• How can a corporate creditor enforce its rights against a director personally?: If the directors of a corporation that has entered the zone of insolvency breach the fiduciary duty they owe to the corporation’s creditors, each such creditor may be entitled to bring an action against the directors either on its own behalf or in the form of a derivative action on behalf of the corporation, seeking to hold the directors personally liable. If the creditor brings an action on its own behalf, the creditor will be entitled to any proceeds received as a result of the lawsuit. However, in order to bring a direct action, the creditor must suffer an individual injury separate and distinct from any injury suffered by the corporation. For example, if one secured creditor is paid nothing while all other similarly-situated secured creditors are paid in full, that creditor would be entitled to bring a direct action against the corporation’s directors. Alternatively, the creditor may bring a derivative action, in which case the corporation will be entitled to the proceeds received, and the creditor that brought the derivative action will share those proceeds with all other creditors entitled to be paid. While broadly drafted indemnification provisions and substantial director and officer insurance policies may provide some comfort for directors, the threat of personal liability is real and should not be taken lightly.
Corporate directors guiding distressed companies through today’s difficult economic times face an immense amount of pressure and stress. To add to the already mounting pressure a distressed corporate situation can cause, directors need to be aware of their expanded fiduciary duty to treat all of the corporation’s similarly-situated creditors equally once the corporation enters the zone of insolvency. Consequently, in the event of insolvency or near insolvency, it is even more important for such directors to maintain communication with the corporation’s executive officers, obtain competent legal advice, and ensure that the corporation’s indemnification provisions and director and officer insurance policies are up to date.

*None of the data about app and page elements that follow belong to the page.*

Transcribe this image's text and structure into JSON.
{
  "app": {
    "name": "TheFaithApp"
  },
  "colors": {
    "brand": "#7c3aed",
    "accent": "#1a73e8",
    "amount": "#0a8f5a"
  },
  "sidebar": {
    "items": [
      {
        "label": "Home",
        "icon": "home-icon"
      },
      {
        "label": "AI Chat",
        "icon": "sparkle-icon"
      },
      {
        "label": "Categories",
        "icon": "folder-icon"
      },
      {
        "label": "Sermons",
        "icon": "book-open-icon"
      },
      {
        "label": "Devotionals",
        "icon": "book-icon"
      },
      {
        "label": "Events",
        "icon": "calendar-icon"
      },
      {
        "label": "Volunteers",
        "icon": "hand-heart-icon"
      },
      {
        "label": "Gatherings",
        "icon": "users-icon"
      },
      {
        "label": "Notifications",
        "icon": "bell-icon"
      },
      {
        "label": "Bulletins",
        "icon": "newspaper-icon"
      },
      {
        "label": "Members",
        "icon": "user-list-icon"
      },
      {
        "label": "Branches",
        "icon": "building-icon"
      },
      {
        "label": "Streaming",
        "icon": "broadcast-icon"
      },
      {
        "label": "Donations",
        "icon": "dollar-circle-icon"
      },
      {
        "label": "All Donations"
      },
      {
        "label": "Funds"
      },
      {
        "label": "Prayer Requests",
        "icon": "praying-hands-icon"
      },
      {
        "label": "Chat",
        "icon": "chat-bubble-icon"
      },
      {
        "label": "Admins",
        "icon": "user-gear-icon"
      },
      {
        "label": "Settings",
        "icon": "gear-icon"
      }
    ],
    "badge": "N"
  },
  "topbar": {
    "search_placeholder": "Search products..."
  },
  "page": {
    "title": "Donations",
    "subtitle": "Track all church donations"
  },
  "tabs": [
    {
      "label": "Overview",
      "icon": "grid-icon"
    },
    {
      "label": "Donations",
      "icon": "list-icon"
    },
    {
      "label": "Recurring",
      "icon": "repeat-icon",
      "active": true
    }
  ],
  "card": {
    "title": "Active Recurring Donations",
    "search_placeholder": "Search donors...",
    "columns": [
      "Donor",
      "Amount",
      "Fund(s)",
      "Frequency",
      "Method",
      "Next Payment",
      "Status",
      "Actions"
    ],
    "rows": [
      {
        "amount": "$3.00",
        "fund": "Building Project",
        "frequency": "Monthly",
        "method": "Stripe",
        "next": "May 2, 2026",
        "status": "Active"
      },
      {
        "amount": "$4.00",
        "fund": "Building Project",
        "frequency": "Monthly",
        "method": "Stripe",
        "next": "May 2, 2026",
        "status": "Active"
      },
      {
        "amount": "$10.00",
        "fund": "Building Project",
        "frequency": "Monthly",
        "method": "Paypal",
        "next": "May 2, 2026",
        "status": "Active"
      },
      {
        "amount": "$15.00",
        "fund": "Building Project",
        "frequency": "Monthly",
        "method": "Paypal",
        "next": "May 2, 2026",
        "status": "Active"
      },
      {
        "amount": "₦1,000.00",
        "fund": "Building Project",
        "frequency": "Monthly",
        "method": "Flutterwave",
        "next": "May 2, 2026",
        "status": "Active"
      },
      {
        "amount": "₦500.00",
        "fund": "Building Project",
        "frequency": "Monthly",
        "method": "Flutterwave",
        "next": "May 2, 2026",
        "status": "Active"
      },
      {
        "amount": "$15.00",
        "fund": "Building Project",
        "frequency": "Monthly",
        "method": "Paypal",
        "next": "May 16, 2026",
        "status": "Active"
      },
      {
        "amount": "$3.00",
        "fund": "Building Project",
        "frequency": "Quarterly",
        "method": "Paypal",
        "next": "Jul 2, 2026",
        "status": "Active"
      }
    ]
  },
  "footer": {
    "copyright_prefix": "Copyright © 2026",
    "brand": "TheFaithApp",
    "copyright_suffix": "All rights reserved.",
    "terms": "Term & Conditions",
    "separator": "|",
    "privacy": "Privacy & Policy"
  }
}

© 2009, Ward and Smith, P.A.
Ward and Smith, P.A. provides a multi-specialty approach to the representation of technology companies and their officers, directors, employees, and investors. Lee C. Hodge practices in the Business Practice Group where he concentrates his practice on business formations, acquisitions, and other transactional matters. Comments or questions may be sent to email@example.com.
This article is not intended to give, and should not be relied upon for, legal advice in any particular circumstance or fact situation. No action should be taken in reliance upon the information contained in this article without obtaining the advice of an attorney.